▸ PROBLEM TO SOLVE
Using the listing that follows, filter out every line lacking the string "username" and return the rest.

▸ DATA

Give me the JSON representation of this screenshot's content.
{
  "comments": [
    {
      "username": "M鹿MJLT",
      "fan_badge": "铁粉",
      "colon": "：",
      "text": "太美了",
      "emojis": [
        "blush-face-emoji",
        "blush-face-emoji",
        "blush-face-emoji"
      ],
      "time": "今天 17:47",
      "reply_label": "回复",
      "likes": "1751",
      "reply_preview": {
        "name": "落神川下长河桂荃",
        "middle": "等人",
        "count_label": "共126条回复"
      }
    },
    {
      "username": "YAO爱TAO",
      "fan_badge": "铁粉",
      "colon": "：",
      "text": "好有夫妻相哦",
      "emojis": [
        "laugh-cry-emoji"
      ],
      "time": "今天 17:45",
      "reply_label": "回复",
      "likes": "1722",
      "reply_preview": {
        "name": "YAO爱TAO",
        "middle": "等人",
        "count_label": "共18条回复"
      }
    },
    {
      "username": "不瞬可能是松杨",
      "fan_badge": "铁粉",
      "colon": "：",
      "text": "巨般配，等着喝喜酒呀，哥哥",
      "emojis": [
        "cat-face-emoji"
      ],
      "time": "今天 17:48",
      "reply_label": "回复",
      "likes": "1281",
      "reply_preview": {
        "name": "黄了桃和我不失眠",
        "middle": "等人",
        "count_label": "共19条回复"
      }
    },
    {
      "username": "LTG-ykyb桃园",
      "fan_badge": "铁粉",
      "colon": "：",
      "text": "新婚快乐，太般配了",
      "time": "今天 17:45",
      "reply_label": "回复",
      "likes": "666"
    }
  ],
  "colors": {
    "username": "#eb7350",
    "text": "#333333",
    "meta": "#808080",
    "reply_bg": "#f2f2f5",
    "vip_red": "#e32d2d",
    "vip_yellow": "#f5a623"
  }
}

▸ RESULT FOR THIS TASK
      "username": "M鹿MJLT",
      "username": "YAO爱TAO",
      "username": "不瞬可能是松杨",
      "username": "LTG-ykyb桃园",
    "username": "#eb7350",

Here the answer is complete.